┌────────

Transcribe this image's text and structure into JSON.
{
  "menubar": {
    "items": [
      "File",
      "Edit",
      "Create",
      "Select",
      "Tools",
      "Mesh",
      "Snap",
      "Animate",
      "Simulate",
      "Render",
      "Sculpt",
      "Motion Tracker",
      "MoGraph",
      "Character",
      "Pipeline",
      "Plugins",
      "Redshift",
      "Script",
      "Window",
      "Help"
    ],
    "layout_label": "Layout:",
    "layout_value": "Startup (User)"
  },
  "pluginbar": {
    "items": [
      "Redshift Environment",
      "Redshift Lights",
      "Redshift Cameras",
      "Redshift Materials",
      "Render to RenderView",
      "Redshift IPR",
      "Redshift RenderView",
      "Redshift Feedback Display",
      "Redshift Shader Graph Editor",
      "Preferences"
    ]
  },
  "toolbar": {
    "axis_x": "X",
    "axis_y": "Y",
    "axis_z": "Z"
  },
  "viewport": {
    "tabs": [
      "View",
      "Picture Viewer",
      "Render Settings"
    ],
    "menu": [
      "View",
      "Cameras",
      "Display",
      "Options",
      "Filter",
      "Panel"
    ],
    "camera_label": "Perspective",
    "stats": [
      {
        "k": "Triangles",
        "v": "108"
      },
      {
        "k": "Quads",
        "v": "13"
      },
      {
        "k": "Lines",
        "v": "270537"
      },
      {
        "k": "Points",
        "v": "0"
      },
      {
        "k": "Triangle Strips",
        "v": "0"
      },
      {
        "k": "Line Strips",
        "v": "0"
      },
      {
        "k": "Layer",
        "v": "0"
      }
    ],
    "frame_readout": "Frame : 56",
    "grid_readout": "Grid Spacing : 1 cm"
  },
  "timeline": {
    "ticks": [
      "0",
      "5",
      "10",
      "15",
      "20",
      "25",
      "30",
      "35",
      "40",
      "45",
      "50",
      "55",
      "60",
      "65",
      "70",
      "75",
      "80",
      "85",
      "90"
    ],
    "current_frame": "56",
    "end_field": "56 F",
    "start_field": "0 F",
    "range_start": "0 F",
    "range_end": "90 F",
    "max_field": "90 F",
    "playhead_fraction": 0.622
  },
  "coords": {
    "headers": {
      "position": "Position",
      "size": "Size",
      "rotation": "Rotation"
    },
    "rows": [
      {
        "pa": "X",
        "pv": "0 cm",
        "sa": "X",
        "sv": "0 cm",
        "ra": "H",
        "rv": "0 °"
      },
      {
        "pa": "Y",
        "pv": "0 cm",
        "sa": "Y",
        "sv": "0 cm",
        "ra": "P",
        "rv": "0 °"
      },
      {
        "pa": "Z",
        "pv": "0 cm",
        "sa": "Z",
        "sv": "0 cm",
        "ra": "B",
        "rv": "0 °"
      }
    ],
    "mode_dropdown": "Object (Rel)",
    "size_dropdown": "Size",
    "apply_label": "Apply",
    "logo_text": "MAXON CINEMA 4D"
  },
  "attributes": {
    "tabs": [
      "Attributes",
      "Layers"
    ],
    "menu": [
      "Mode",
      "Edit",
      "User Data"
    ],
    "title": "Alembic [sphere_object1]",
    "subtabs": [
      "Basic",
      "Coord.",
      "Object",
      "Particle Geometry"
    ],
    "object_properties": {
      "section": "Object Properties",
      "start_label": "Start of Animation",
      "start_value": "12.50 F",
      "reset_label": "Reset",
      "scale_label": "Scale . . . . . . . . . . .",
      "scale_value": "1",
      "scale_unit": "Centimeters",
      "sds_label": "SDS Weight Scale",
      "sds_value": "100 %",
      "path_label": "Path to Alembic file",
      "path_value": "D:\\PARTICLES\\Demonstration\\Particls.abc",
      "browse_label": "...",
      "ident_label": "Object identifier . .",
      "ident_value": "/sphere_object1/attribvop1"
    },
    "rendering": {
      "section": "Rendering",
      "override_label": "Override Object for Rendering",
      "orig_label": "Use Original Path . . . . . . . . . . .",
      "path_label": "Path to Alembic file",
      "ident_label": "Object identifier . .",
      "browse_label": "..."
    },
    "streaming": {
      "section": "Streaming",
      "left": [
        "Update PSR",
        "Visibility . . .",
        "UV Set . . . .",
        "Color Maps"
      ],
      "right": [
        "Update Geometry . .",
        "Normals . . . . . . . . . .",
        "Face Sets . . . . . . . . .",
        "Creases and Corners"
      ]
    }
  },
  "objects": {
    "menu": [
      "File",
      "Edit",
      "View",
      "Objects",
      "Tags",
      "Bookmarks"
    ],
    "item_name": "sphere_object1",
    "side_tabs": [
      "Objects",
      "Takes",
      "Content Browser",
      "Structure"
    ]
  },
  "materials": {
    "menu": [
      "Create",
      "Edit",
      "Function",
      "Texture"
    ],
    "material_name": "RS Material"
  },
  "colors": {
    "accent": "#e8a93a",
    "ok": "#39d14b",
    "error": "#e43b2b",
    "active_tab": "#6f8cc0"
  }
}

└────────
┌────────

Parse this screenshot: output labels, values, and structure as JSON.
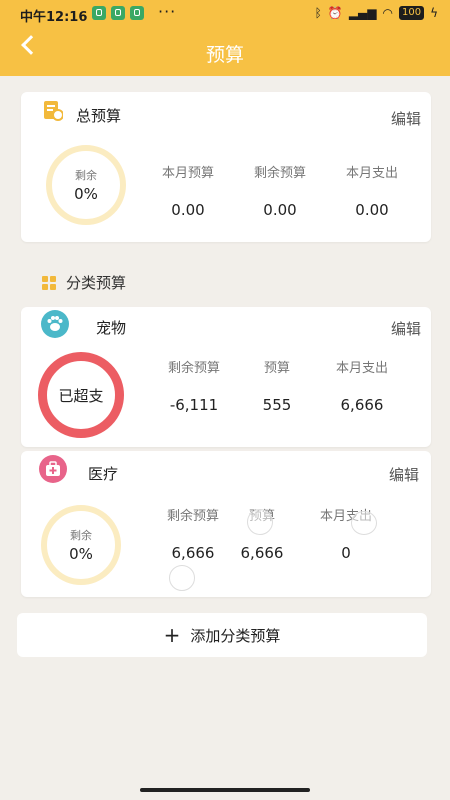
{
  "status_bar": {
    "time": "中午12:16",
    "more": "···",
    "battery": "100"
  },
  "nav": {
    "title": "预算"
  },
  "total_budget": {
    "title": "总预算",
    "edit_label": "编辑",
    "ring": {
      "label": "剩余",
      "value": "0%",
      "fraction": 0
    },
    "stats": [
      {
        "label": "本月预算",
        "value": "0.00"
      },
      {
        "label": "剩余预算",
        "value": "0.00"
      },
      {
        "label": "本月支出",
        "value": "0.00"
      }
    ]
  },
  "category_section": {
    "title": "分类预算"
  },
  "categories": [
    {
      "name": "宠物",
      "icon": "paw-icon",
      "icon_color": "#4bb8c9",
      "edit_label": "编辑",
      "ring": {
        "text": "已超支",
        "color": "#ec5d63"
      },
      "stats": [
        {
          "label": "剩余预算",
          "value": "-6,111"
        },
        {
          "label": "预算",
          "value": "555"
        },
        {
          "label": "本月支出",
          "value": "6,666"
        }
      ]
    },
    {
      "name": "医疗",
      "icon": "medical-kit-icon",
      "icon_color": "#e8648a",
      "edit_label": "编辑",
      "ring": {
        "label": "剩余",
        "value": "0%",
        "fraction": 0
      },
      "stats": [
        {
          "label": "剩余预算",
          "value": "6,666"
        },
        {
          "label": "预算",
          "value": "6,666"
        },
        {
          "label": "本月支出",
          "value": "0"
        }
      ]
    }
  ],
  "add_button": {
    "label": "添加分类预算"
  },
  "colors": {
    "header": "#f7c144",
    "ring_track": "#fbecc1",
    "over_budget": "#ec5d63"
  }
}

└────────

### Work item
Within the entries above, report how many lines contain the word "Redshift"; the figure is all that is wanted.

### Final answer
9